Different types of antigen recognized by T and B cells. Cell biology and significance of different pathways for antigen processing and presentation by class I and class II MHC. Experimental basis for self MHC restriction. Role of the thymus in determining T cell receptor repertoire. Superantigens as anomalous antigens     
CHAPTER TWELVE
CELL-MEDIATED IMMUNITY
Cell-cell interactions in specific immune responses
Helper T cell-B cell interactions for antibody formation against hapten-conjugated proteins and complex proteins. Thymus- independent antigens    
CHAPTER THIRTEEN
IMMUNOREGULATION
Subpopulations of helper T cells: Th1 and Th2. Cytokines and class (isotype) switching. Cytokine activation of macrophages and functions. Maturation and mechanism of killing by cytolytic T lymphocytes (CTL). Characteristics of killing mechanisms of other cytolytic cells Immunoregulatory processes    

  

CHAPTER FOURTEEN
IMMUNIZATION
Passive and active immunization. Applications and problems of artificial and natural means of immunization. Modern approaches to immunization    
CHAPTER FIFTEEN
MAJOR HISTOCOMPATIBILITY COMPLEX - GENETICS AND ROLE IN TRANSPLANTATION
MHC loci and their products. Genetic basis of MHC heterogeneity in populations. Distribution of MHC molecules on different cells. How MHC antigens are detected (tissue typing). Role of MHC in Transplantation, immune functions and disease    
CHAPTER SIXTEEN
TOLERANCE AND AUTOIMMUNITY
Concept and significance of tolerance. Factors that determine induction of tolerance. Mechanism of tolerance induction. Concepts of autoimmunity and disease. Features of major autoimmune diseases. Theories of etiology of autoimmune disease    
CHAPTER SEVENTEEN
HYPERSENSITIVITY STATES
Classification of hypersensitivity reactions. Diseases associated with hypersensitivity reactions. Mechanisms of damage in hypersensitivity reactions. Methods for diagnosing conditions due to hypersensitivity. Modes of treating disease due to hypersensitivity and their rationale    
CHAPTER EIGHTEEN
TUMOR IMMUNOLOGY
Evidence for immune reactivity to tumor. Changes in cellular characteristics due to malignancy. Host components which affect tumor progression. Tumor cell components which protect it from the immune system. Rationale for tumor immunotherapy and know the approaches    
CHAPTER NINETEEN
IMMUNODEFICIENCIES
Primary and secondary immunodeficiencies. Immunodeficiencies in AIDS and other conditions. Major primary immunodeficiencies and their features. Relationship between site of lesion and resulting immunodeficiency. Diagnostic tests for different immunodeficiencies    

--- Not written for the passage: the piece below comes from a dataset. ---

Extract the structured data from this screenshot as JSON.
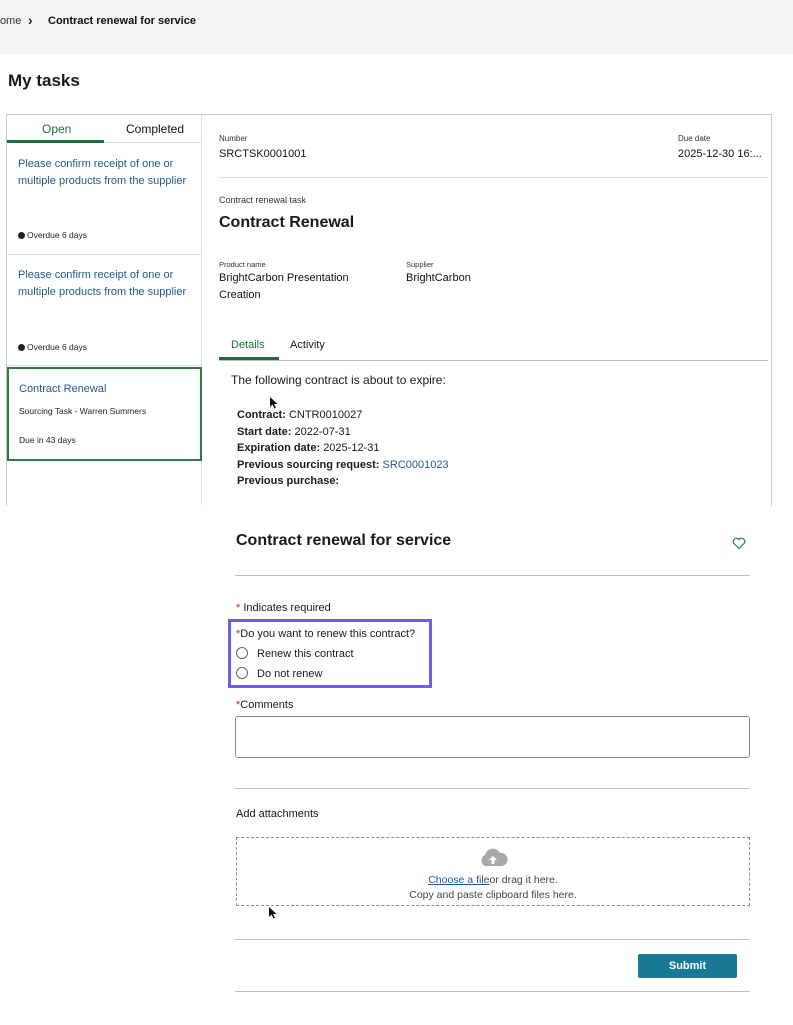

BACTERIOLOGY    IMMUNOLOGY    VIROLOGY    PARASITOLOGY    MYCOLOGY